1. Gently simmer chopped Mint leaves in a covered pot for 10 minutes. (Note: Covering your pot with a tight-fitting lid prevents evaporation of the volatile, aromatic oils in mint, keeping the flavor more intact)
2. Add honey, stirring until it dissolves.
3. Cover and let steep and cool for several hours or overnight. (This makes a strong, potent tea, maximizing the calcium and other nutrients in the mint.)
4. Chill overnight. Serve in a tall glass with ice. Float a fresh Mint leaf for a garnish for those special occasions.
A recent experiment I did with Spearmint, Lemon Verbana and Stevia produced a very nice herbal tea. I used about 10 Mint leaves 5 Lemon Verbana leaves and 1 Stevia leaf.
I chopped them all up together, wrapped them in a coffee filter and steeped them in a teacup of boiling water.
You may want to adjust the amounts to your own taste.
2 large cucumbers
½ cup minced red onion or chives
1 cup plain yogurt
1 Tbsp olive oil
2 tsp vinegar
½ tsp salt
½ tsp coarse-ground black pepper
2 Tbsp fresh Mint leaves, chopped fine
1. Slice the cucumbers in either thin rounds or half-moons.
2. Mix with the minced onions.
3. Blend yogurt, olive oil, vinegar, salt and pepper, and Mint together.
4. Toss dressing with cucumbers and onions and serve immediately.
Make this recipe in small batches. If left to sit overnight it gets watery, so try to make just enough for a meal, and toss the dressing just before serving.
Growing up in a strong religious non-alcoholic family, I had no clue what any alcoholic drinks tasted like, but as a teenager I was an avid fan of Mark Twain, and I often pictured myself sitting on the veranda of a southern mansion, with Mark Twain, dressed in Colonel Sanders suits, and drinking Mint Juleps as we watched boats go up and down the river and talked about politics and life.
I am not sure I would like a Mint Julep, having learned how they are made, they seem a bit strong for my taste, but the image still lingers, so I want to finish with the directions for making a Mint Julep:
First make a Minted Simple Syrup:
In heavy medium saucepan over medium heat, stir together 1 C water and 1 C sugar until sugar dissolves. Increase heat slightly, then simmer 5 minutes, stirring occasionally. Take pan off heat, add 1 bunch Mint leaves, and steep 15 minutes. Strain, then refrigerate syrup until cold, about 3 hours.

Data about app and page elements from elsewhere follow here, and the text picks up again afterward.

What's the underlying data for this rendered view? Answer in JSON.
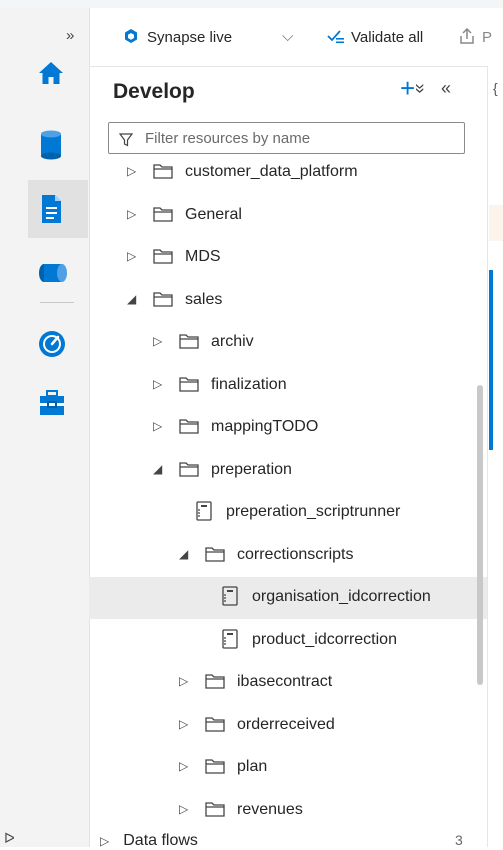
{
  "rail": {
    "expand_label": "»",
    "colors": {
      "home": "#0078d4",
      "data": "#0078d4",
      "develop": "#0078d4",
      "integrate": "#0078d4",
      "monitor": "#0078d4",
      "manage": "#0078d4"
    }
  },
  "toolbar": {
    "mode_label": "Synapse live",
    "dropdown_glyph": "⌵",
    "validate_label": "Validate all",
    "publish_label": "P"
  },
  "panel": {
    "title": "Develop",
    "add_glyph": "+",
    "sort_glyph": "»",
    "collapse_glyph": "«",
    "filter_placeholder": "Filter resources by name"
  },
  "tree": [
    {
      "label": "customer_data_platform",
      "type": "folder",
      "expanded": false,
      "depth": 0
    },
    {
      "label": "General",
      "type": "folder",
      "expanded": false,
      "depth": 0
    },
    {
      "label": "MDS",
      "type": "folder",
      "expanded": false,
      "depth": 0
    },
    {
      "label": "sales",
      "type": "folder",
      "expanded": true,
      "depth": 0
    },
    {
      "label": "archiv",
      "type": "folder",
      "expanded": false,
      "depth": 1
    },
    {
      "label": "finalization",
      "type": "folder",
      "expanded": false,
      "depth": 1
    },
    {
      "label": "mappingTODO",
      "type": "folder",
      "expanded": false,
      "depth": 1
    },
    {
      "label": "preperation",
      "type": "folder",
      "expanded": true,
      "depth": 1
    },
    {
      "label": "preperation_scriptrunner",
      "type": "script",
      "depth": 2
    },
    {
      "label": "correctionscripts",
      "type": "folder",
      "expanded": true,
      "depth": 2
    },
    {
      "label": "organisation_idcorrection",
      "type": "script",
      "depth": 3,
      "selected": true
    },
    {
      "label": "product_idcorrection",
      "type": "script",
      "depth": 3
    },
    {
      "label": "ibasecontract",
      "type": "folder",
      "expanded": false,
      "depth": 2
    },
    {
      "label": "orderreceived",
      "type": "folder",
      "expanded": false,
      "depth": 2
    },
    {
      "label": "plan",
      "type": "folder",
      "expanded": false,
      "depth": 2
    },
    {
      "label": "revenues",
      "type": "folder",
      "expanded": false,
      "depth": 2
    }
  ],
  "bottom": {
    "partial_label": "Data flows",
    "partial_count": "3",
    "left_cut": "ᐅ"
  },
  "side": {
    "top_glyph": "{"
  }
}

To highball glass or silver Julep cup, add 1 oz. minted simple syrup, then 1 cup crushed ice, 2 oz. bourbon, and splash of water. Add additional crushed ice to almost fill glass. Stir well and garnish with mint sprig.

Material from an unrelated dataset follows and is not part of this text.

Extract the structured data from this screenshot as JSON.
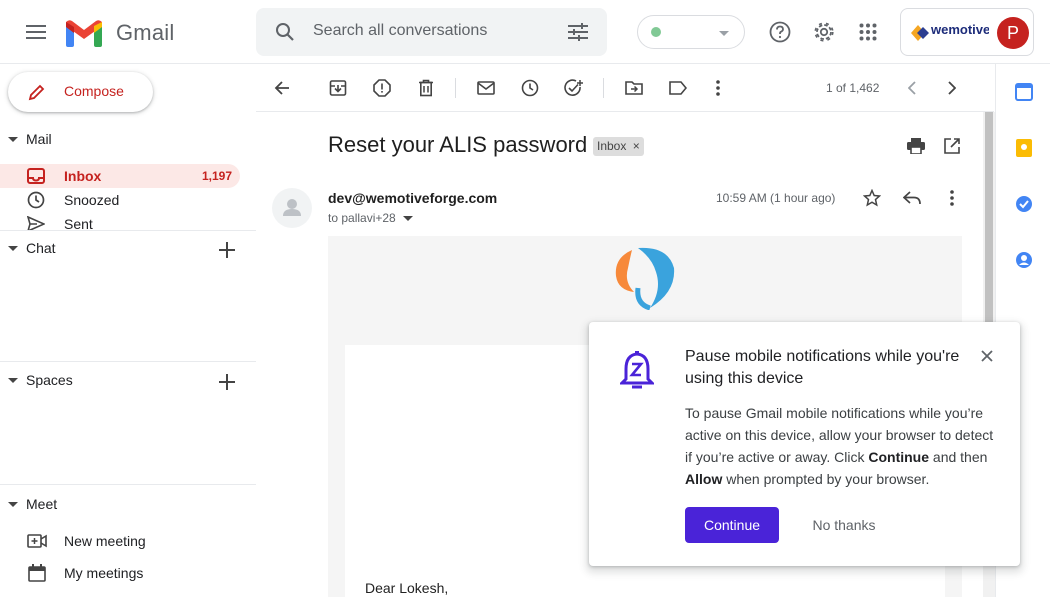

So that just about sums up Mint. If anyone is looking for me, I'll be out on the veranda with Mr. Twain.....